### Extracted records
___
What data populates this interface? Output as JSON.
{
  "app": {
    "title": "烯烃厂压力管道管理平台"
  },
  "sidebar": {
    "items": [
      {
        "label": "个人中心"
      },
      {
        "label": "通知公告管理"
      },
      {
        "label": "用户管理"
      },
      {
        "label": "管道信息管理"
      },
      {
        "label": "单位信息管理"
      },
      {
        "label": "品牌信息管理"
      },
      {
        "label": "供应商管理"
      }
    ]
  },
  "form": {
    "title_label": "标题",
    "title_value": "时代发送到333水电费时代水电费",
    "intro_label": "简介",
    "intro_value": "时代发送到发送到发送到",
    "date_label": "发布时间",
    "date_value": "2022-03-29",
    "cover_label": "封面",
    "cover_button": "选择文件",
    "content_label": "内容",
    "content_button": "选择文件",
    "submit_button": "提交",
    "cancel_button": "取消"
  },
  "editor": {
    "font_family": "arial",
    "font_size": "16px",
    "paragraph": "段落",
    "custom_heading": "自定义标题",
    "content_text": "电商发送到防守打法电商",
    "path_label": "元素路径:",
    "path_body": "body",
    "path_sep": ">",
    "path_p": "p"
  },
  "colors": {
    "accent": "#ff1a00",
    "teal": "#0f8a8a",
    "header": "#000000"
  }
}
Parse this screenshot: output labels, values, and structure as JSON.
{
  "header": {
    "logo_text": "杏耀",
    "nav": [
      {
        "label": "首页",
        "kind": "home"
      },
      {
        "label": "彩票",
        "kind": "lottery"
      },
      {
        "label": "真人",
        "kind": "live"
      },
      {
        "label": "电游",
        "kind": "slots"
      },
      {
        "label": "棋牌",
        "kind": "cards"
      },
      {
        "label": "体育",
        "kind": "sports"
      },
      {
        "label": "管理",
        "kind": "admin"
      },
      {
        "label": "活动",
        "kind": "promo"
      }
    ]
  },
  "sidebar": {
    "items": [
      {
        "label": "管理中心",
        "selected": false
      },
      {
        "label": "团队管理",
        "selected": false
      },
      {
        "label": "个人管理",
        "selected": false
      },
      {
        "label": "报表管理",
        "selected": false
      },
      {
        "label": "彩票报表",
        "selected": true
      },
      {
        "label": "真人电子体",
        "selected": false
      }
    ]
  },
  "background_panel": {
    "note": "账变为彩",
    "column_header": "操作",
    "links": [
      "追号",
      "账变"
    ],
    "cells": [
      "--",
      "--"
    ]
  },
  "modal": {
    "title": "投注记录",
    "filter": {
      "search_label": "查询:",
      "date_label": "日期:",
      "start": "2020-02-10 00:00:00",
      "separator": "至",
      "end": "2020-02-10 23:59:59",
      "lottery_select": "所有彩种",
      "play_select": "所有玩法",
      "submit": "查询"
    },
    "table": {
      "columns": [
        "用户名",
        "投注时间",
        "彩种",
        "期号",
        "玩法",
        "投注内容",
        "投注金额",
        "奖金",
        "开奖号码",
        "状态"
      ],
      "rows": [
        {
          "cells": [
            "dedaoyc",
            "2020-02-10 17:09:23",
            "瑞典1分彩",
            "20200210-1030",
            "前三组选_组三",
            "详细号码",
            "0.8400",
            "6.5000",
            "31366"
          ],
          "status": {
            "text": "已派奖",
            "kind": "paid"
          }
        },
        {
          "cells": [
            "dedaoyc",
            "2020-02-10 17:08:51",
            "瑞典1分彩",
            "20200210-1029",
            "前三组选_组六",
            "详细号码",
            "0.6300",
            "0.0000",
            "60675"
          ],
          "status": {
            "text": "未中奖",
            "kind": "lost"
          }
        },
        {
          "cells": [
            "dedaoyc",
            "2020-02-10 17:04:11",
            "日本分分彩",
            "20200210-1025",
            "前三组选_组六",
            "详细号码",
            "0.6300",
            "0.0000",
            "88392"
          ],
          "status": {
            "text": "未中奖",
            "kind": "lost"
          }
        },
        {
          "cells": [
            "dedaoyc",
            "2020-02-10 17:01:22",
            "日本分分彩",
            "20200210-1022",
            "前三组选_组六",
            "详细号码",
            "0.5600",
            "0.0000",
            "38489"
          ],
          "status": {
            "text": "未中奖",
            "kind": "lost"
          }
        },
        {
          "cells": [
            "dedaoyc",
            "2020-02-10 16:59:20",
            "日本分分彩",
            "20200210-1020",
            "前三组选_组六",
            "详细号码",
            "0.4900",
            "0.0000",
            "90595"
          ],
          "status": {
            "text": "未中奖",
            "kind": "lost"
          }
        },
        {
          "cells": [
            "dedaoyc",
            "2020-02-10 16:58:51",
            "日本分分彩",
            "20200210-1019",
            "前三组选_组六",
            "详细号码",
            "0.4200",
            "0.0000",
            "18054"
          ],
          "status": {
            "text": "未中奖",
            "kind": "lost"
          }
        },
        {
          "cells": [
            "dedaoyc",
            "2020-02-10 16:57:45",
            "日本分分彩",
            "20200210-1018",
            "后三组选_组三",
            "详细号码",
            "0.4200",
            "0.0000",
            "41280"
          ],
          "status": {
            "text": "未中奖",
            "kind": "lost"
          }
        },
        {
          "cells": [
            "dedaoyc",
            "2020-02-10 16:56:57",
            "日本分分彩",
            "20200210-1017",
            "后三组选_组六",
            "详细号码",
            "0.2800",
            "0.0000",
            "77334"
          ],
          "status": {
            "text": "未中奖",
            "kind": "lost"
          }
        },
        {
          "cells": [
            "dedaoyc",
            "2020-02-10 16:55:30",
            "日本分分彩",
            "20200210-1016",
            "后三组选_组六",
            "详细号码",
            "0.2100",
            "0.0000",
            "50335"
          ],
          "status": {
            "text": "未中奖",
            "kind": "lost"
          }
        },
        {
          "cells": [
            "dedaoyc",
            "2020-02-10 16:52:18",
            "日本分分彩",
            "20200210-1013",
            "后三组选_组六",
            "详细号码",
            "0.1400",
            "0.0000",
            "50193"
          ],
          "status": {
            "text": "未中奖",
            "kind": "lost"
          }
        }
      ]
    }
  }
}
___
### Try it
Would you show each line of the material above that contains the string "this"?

### Final answer
What data populates this interface? Output as JSON.
Parse this screenshot: output labels, values, and structure as JSON.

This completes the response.